[Saved entries]
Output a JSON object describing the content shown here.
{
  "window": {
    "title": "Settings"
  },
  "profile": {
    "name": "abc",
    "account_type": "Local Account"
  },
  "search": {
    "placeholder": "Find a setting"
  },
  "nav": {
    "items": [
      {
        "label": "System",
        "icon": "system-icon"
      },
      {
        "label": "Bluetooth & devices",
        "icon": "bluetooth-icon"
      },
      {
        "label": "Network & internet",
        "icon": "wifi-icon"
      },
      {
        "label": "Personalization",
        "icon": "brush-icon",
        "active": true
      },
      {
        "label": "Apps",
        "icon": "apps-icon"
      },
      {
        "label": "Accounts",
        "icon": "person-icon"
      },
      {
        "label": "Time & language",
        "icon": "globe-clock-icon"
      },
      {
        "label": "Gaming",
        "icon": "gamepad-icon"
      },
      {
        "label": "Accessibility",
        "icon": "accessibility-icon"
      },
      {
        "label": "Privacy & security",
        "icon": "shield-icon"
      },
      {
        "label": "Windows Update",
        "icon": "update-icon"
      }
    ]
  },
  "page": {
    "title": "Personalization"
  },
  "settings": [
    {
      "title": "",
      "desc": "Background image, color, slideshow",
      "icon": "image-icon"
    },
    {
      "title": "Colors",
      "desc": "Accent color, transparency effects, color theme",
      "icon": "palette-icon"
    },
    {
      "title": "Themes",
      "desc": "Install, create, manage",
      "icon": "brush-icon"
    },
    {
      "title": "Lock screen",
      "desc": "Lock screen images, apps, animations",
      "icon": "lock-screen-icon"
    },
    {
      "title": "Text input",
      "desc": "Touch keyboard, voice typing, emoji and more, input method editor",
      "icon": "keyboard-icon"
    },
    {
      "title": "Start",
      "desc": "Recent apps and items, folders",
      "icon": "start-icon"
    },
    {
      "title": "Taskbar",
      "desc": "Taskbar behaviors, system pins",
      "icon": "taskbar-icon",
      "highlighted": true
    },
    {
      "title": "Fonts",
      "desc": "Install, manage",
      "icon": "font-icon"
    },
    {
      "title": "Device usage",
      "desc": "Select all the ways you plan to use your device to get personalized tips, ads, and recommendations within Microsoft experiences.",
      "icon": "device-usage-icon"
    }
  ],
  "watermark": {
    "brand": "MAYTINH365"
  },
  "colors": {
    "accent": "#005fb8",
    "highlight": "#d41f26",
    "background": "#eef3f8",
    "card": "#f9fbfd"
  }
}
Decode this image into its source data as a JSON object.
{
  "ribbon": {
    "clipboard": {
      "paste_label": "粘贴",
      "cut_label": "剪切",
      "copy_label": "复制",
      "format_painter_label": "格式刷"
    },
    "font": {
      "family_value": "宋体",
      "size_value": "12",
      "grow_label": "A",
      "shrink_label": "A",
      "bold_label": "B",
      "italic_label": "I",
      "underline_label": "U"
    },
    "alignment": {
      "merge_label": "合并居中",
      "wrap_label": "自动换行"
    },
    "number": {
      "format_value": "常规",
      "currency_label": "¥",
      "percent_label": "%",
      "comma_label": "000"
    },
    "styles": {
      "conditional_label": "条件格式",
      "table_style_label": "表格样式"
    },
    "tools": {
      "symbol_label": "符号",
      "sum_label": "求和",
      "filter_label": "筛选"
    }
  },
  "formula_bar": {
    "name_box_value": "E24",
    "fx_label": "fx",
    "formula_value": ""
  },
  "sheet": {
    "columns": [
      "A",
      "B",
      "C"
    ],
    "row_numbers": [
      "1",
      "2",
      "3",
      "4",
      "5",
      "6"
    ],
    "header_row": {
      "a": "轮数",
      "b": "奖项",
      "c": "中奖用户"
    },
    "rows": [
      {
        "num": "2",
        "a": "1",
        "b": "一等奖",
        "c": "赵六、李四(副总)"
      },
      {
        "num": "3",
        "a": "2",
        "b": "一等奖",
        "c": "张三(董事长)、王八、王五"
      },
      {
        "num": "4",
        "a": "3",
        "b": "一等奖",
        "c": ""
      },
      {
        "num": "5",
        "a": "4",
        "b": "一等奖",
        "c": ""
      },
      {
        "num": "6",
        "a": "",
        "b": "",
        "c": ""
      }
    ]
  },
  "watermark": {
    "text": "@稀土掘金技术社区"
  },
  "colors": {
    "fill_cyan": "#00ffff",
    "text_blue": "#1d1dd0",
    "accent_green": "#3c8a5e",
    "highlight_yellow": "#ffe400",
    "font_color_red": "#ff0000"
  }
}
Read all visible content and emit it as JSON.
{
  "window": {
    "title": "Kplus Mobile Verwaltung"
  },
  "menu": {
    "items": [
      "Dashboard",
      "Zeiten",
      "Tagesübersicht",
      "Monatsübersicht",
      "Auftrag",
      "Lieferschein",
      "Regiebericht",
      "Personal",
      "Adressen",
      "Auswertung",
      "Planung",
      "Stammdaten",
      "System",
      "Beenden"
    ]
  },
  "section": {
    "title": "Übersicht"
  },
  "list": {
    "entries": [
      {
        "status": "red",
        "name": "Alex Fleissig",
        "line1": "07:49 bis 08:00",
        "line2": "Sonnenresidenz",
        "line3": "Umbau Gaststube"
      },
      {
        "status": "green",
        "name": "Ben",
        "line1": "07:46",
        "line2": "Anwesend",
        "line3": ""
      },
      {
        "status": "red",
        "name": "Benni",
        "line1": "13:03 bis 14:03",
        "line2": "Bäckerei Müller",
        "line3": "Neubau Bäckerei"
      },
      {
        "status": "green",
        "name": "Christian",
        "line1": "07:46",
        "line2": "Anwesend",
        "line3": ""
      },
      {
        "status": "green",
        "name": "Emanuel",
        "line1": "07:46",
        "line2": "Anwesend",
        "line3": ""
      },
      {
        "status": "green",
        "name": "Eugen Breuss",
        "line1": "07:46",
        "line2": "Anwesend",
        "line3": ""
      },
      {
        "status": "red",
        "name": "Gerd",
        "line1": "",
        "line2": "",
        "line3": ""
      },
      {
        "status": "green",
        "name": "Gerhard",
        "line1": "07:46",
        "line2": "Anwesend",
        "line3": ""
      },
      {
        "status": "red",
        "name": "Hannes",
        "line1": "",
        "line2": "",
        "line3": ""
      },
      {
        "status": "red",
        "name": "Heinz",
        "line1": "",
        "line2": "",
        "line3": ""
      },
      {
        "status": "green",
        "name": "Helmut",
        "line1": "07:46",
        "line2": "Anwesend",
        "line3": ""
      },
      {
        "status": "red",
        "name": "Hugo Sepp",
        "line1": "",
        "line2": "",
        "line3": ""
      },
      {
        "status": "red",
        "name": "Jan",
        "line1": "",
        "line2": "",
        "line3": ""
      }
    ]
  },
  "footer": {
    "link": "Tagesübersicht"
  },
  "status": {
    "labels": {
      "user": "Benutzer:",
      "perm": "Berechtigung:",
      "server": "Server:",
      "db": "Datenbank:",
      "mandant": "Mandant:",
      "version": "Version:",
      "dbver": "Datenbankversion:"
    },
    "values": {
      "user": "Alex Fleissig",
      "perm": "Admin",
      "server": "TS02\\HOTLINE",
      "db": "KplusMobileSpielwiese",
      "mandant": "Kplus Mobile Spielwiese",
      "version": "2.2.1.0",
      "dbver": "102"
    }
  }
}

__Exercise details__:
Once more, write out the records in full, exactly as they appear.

__Reply__:
Output a JSON object describing the content shown here.
{
  "window": {
    "title": "Settings"
  },
  "profile": {
    "name": "abc",
    "account_type": "Local Account"
  },
  "search": {
    "placeholder": "Find a setting"
  },
  "nav": {
    "items": [
      {
        "label": "System",
        "icon": "system-icon"
      },
      {
        "label": "Bluetooth & devices",
        "icon": "bluetooth-icon"
      },
      {
        "label": "Network & internet",
        "icon": "wifi-icon"
      },
      {
        "label": "Personalization",
        "icon": "brush-icon",
        "active": true
      },
      {
        "label": "Apps",
        "icon": "apps-icon"
      },
      {
        "label": "Accounts",
        "icon": "person-icon"
      },
      {
        "label": "Time & language",
        "icon": "globe-clock-icon"
      },
      {
        "label": "Gaming",
        "icon": "gamepad-icon"
      },
      {
        "label": "Accessibility",
        "icon": "accessibility-icon"
      },
      {
        "label": "Privacy & security",
        "icon": "shield-icon"
      },
      {
        "label": "Windows Update",
        "icon": "update-icon"
      }
    ]
  },
  "page": {
    "title": "Personalization"
  },
  "settings": [
    {
      "title": "",
      "desc": "Background image, color, slideshow",
      "icon": "image-icon"
    },
    {
      "title": "Colors",
      "desc": "Accent color, transparency effects, color theme",
      "icon": "palette-icon"
    },
    {
      "title": "Themes",
      "desc": "Install, create, manage",
      "icon": "brush-icon"
    },
    {
      "title": "Lock screen",
      "desc": "Lock screen images, apps, animations",
      "icon": "lock-screen-icon"
    },
    {
      "title": "Text input",
      "desc": "Touch keyboard, voice typing, emoji and more, input method editor",
      "icon": "keyboard-icon"
    },
    {
      "title": "Start",
      "desc": "Recent apps and items, folders",
      "icon": "start-icon"
    },
    {
      "title": "Taskbar",
      "desc": "Taskbar behaviors, system pins",
      "icon": "taskbar-icon",
      "highlighted": true
    },
    {
      "title": "Fonts",
      "desc": "Install, manage",
      "icon": "font-icon"
    },
    {
      "title": "Device usage",
      "desc": "Select all the ways you plan to use your device to get personalized tips, ads, and recommendations within Microsoft experiences.",
      "icon": "device-usage-icon"
    }
  ],
  "watermark": {
    "brand": "MAYTINH365"
  },
  "colors": {
    "accent": "#005fb8",
    "highlight": "#d41f26",
    "background": "#eef3f8",
    "card": "#f9fbfd"
  }
}
Decode this image into its source data as a JSON object.
{
  "ribbon": {
    "clipboard": {
      "paste_label": "粘贴",
      "cut_label": "剪切",
      "copy_label": "复制",
      "format_painter_label": "格式刷"
    },
    "font": {
      "family_value": "宋体",
      "size_value": "12",
      "grow_label": "A",
      "shrink_label": "A",
      "bold_label": "B",
      "italic_label": "I",
      "underline_label": "U"
    },
    "alignment": {
      "merge_label": "合并居中",
      "wrap_label": "自动换行"
    },
    "number": {
      "format_value": "常规",
      "currency_label": "¥",
      "percent_label": "%",
      "comma_label": "000"
    },
    "styles": {
      "conditional_label": "条件格式",
      "table_style_label": "表格样式"
    },
    "tools": {
      "symbol_label": "符号",
      "sum_label": "求和",
      "filter_label": "筛选"
    }
  },
  "formula_bar": {
    "name_box_value": "E24",
    "fx_label": "fx",
    "formula_value": ""
  },
  "sheet": {
    "columns": [
      "A",
      "B",
      "C"
    ],
    "row_numbers": [
      "1",
      "2",
      "3",
      "4",
      "5",
      "6"
    ],
    "header_row": {
      "a": "轮数",
      "b": "奖项",
      "c": "中奖用户"
    },
    "rows": [
      {
        "num": "2",
        "a": "1",
        "b": "一等奖",
        "c": "赵六、李四(副总)"
      },
      {
        "num": "3",
        "a": "2",
        "b": "一等奖",
        "c": "张三(董事长)、王八、王五"
      },
      {
        "num": "4",
        "a": "3",
        "b": "一等奖",
        "c": ""
      },
      {
        "num": "5",
        "a": "4",
        "b": "一等奖",
        "c": ""
      },
      {
        "num": "6",
        "a": "",
        "b": "",
        "c": ""
      }
    ]
  },
  "watermark": {
    "text": "@稀土掘金技术社区"
  },
  "colors": {
    "fill_cyan": "#00ffff",
    "text_blue": "#1d1dd0",
    "accent_green": "#3c8a5e",
    "highlight_yellow": "#ffe400",
    "font_color_red": "#ff0000"
  }
}
Read all visible content and emit it as JSON.
{
  "window": {
    "title": "Kplus Mobile Verwaltung"
  },
  "menu": {
    "items": [
      "Dashboard",
      "Zeiten",
      "Tagesübersicht",
      "Monatsübersicht",
      "Auftrag",
      "Lieferschein",
      "Regiebericht",
      "Personal",
      "Adressen",
      "Auswertung",
      "Planung",
      "Stammdaten",
      "System",
      "Beenden"
    ]
  },
  "section": {
    "title": "Übersicht"
  },
  "list": {
    "entries": [
      {
        "status": "red",
        "name": "Alex Fleissig",
        "line1": "07:49 bis 08:00",
        "line2": "Sonnenresidenz",
        "line3": "Umbau Gaststube"
      },
      {
        "status": "green",
        "name": "Ben",
        "line1": "07:46",
        "line2": "Anwesend",
        "line3": ""
      },
      {
        "status": "red",
        "name": "Benni",
        "line1": "13:03 bis 14:03",
        "line2": "Bäckerei Müller",
        "line3": "Neubau Bäckerei"
      },
      {
        "status": "green",
        "name": "Christian",
        "line1": "07:46",
        "line2": "Anwesend",
        "line3": ""
      },
      {
        "status": "green",
        "name": "Emanuel",
        "line1": "07:46",
        "line2": "Anwesend",
        "line3": ""
      },
      {
        "status": "green",
        "name": "Eugen Breuss",
        "line1": "07:46",
        "line2": "Anwesend",
        "line3": ""
      },
      {
        "status": "red",
        "name": "Gerd",
        "line1": "",
        "line2": "",
        "line3": ""
      },
      {
        "status": "green",
        "name": "Gerhard",
        "line1": "07:46",
        "line2": "Anwesend",
        "line3": ""
      },
      {
        "status": "red",
        "name": "Hannes",
        "line1": "",
        "line2": "",
        "line3": ""
      },
      {
        "status": "red",
        "name": "Heinz",
        "line1": "",
        "line2": "",
        "line3": ""
      },
      {
        "status": "green",
        "name": "Helmut",
        "line1": "07:46",
        "line2": "Anwesend",
        "line3": ""
      },
      {
        "status": "red",
        "name": "Hugo Sepp",
        "line1": "",
        "line2": "",
        "line3": ""
      },
      {
        "status": "red",
        "name": "Jan",
        "line1": "",
        "line2": "",
        "line3": ""
      }
    ]
  },
  "footer": {
    "link": "Tagesübersicht"
  },
  "status": {
    "labels": {
      "user": "Benutzer:",
      "perm": "Berechtigung:",
      "server": "Server:",
      "db": "Datenbank:",
      "mandant": "Mandant:",
      "version": "Version:",
      "dbver": "Datenbankversion:"
    },
    "values": {
      "user": "Alex Fleissig",
      "perm": "Admin",
      "server": "TS02\\HOTLINE",
      "db": "KplusMobileSpielwiese",
      "mandant": "Kplus Mobile Spielwiese",
      "version": "2.2.1.0",
      "dbver": "102"
    }
  }
}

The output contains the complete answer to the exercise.